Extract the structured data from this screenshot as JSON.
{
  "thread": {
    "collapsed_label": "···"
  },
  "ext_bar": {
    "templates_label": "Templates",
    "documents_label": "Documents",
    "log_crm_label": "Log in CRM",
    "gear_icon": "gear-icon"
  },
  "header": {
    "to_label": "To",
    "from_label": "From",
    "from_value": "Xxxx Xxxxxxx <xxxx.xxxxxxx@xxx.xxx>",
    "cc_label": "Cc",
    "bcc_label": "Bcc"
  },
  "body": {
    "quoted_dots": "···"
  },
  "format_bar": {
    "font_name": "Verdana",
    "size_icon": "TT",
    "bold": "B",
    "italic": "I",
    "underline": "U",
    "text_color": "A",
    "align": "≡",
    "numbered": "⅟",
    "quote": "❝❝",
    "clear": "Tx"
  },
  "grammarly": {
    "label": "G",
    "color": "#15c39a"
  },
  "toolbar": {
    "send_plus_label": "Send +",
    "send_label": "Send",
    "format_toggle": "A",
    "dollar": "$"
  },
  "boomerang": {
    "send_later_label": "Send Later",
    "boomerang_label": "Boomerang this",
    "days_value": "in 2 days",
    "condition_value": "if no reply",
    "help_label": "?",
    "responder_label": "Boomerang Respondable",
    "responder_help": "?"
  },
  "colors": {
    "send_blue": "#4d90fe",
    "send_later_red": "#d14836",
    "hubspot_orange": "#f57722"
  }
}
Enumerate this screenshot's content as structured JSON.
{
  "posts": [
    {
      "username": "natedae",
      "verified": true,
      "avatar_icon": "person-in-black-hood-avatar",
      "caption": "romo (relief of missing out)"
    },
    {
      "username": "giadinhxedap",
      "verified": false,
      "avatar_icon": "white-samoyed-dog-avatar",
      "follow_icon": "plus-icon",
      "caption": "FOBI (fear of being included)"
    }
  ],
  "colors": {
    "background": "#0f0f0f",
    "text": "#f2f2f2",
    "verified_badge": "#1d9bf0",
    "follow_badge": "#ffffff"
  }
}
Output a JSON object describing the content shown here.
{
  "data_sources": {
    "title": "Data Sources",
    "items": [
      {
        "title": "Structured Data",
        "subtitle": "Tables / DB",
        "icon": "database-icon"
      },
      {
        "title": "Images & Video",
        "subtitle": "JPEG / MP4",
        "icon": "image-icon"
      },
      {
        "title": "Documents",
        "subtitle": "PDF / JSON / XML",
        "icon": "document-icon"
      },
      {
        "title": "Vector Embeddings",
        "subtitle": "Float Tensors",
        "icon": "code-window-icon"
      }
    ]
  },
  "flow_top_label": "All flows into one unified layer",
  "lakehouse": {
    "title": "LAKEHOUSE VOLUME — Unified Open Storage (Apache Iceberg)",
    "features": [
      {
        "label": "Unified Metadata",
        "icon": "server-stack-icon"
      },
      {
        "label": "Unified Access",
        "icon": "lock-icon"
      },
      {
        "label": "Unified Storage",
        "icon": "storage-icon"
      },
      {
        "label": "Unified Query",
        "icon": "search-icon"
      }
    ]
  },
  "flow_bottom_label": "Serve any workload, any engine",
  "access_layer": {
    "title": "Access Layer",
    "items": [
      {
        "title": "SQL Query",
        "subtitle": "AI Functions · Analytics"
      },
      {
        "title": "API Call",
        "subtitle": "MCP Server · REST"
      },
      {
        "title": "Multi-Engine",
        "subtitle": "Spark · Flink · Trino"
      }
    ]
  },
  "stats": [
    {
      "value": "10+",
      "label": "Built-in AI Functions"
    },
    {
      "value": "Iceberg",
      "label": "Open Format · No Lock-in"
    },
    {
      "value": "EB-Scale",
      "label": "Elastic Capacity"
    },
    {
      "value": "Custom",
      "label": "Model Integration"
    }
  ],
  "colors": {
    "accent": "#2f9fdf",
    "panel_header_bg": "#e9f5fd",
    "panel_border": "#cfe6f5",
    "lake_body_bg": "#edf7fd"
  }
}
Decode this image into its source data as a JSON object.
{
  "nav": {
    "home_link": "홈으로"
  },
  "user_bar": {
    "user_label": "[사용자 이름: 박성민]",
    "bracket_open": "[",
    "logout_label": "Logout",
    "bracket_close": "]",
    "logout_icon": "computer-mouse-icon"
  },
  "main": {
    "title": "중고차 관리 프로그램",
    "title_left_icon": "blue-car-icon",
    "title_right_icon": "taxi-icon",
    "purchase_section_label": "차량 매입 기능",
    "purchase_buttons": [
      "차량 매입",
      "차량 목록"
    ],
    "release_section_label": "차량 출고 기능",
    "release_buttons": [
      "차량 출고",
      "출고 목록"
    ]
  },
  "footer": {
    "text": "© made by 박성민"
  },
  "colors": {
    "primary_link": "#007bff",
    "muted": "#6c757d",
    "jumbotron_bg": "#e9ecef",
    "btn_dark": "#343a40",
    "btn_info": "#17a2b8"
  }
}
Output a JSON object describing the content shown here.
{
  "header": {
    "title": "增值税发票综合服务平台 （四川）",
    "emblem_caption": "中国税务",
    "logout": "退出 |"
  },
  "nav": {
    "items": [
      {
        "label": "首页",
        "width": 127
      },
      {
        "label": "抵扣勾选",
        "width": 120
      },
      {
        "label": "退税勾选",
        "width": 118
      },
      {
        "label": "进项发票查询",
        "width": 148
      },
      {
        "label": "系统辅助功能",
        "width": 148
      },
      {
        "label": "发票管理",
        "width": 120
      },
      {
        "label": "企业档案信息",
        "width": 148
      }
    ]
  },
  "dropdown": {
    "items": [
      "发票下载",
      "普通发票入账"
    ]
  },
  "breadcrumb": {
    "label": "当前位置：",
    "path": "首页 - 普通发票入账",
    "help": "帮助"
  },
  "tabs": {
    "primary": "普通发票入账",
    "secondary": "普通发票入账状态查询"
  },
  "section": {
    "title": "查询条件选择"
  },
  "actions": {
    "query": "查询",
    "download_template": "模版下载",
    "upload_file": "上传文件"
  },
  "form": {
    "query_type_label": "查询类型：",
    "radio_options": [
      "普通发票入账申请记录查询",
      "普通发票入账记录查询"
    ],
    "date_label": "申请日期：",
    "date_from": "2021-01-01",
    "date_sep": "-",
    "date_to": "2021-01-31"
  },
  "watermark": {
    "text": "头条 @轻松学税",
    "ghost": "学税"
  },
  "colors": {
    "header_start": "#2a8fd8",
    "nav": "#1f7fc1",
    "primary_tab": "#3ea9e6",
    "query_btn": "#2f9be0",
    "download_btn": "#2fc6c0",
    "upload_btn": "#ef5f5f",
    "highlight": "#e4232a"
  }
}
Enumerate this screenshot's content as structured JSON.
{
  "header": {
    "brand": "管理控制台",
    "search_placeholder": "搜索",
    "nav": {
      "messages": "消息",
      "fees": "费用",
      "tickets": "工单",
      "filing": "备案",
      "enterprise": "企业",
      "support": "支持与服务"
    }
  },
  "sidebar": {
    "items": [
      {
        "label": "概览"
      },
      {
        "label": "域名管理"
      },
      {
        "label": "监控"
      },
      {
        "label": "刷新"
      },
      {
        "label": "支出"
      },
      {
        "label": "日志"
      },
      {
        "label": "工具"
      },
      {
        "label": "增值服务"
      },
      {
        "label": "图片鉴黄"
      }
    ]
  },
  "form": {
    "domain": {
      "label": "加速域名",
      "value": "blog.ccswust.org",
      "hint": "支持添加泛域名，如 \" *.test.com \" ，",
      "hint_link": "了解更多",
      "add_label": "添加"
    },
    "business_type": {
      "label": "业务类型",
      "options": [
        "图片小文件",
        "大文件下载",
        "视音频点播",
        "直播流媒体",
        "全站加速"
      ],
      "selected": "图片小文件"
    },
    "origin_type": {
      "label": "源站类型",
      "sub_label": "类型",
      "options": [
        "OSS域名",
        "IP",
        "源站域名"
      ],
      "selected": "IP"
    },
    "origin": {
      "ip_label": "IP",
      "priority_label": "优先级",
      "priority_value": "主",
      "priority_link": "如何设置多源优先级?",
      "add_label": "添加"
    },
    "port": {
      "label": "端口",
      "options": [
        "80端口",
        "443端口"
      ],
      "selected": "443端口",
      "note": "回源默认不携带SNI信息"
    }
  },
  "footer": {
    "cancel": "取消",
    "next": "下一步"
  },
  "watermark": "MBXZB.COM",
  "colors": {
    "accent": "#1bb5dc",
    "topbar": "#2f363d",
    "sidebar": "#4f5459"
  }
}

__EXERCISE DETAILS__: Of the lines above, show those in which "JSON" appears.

__EXERCISE RESPONSE__:
Extract the structured data from this screenshot as JSON.
Enumerate this screenshot's content as structured JSON.
Output a JSON object describing the content shown here.
        "subtitle": "PDF / JSON / XML",
Decode this image into its source data as a JSON object.
Output a JSON object describing the content shown here.
Enumerate this screenshot's content as structured JSON.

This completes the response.